There are some more bravura stylistic experiments here that appear to sneak in by way of apology from the judges. The high shine abstraction of 'I wake up with TODAY!' by Shane Bowden and Dean Reilly, looks calculated to shock, whilst it is striking, a massive mirror varnished black panel is broken by multi-coloured lines that hint at human chins. It's hard to say what, if anything, it's trying to do with the idea of the portrait, it isn't that daring just opaque and seems to be a triumph of style over subject. While that's confusing Marc De Jong's 'Janice Petersen' just looks confused. There's a convergence of ideas here that never quite works out, the paintings surface is either pointillist or pixellated, depending on your bent, makes one remember television when of an older, lower resolution, past. The subject, a newsreader at work, is painted as if the lights and cameras were between us and her. The painting has a hugely self conscious composition that's dominated by a big black clump of TV camera, one imagines that it is supposed to say something about being behind the scenes, or surface and reality. All of these odd alienating effects add up to far less than the sum of their parts.
There are sometimes small treasures to be found in these shows, tucked away in a corner one of these is Khue Nguyen's 'Unleashed'. So modest in size and palette this watercolour self-portrait undoes much of the clumsiness elsewhere. An obvious precursor is Arcimboldo whose puzzle portraits of men created from fruits, fish and flesh were commissioned for renaissance monarchs. Nguyen bleeds a symbolic octopus into his face, and almost camouflages himself. That puzzle set within a side-on portrait also reminds us of Titian's 'Allegory of Prudence' but here none of these references are highlighted or screamed. The overall of feel of the piece is that of a faded document, as though Nguyen were unearthing his own history and using the form of the portrait to understand who he is.

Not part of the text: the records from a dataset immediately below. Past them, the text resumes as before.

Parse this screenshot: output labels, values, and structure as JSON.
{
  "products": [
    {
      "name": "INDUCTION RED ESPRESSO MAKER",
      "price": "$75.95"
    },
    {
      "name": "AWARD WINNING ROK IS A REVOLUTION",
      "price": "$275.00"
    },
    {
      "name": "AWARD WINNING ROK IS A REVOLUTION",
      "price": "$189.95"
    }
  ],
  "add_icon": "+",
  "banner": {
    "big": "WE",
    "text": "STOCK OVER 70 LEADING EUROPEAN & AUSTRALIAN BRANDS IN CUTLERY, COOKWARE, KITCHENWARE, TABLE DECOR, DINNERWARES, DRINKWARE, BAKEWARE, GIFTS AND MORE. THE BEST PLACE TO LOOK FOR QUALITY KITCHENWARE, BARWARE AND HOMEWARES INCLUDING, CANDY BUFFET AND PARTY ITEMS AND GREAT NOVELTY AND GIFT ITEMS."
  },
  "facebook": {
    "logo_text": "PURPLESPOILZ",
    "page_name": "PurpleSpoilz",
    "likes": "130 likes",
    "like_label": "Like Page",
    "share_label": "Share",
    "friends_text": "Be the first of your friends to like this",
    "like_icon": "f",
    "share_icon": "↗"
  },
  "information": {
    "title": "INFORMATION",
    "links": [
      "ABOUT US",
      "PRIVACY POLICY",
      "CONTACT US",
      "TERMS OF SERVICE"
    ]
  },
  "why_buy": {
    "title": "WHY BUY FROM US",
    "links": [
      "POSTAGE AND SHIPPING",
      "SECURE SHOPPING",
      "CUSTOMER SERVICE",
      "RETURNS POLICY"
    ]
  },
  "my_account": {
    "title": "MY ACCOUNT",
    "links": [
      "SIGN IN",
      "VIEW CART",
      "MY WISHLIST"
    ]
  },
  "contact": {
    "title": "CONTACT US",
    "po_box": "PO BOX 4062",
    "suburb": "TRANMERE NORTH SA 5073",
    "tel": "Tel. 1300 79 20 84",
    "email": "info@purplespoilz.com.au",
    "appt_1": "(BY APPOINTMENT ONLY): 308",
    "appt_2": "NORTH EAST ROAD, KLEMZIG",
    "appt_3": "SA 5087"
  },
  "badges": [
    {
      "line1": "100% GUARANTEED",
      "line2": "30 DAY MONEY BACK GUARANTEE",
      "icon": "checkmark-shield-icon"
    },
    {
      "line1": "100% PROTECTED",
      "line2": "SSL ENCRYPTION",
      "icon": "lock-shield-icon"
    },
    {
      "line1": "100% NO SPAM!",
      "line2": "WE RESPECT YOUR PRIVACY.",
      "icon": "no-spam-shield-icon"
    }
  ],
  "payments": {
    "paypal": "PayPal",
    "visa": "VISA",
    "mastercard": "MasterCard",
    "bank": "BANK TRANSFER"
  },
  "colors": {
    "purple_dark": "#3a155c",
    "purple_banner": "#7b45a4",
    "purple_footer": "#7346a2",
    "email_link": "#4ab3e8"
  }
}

The fact of the Archibald being a portrait prize concerned with prominent Australians (as opposed to all those other Australians who commission painters to do portraits of them) is problematic where it ought to be enlightening. At present the galleries are filled with ‘ooh’s and ‘aaah’s as people recognise subjects and consider the veracity of the representation. Imagine though (and this would take imagination, first of all, amongst the judging panel) an annual review of the art of the portrait, of its conventions, discontents and possibilities. That would be worth queuing up for.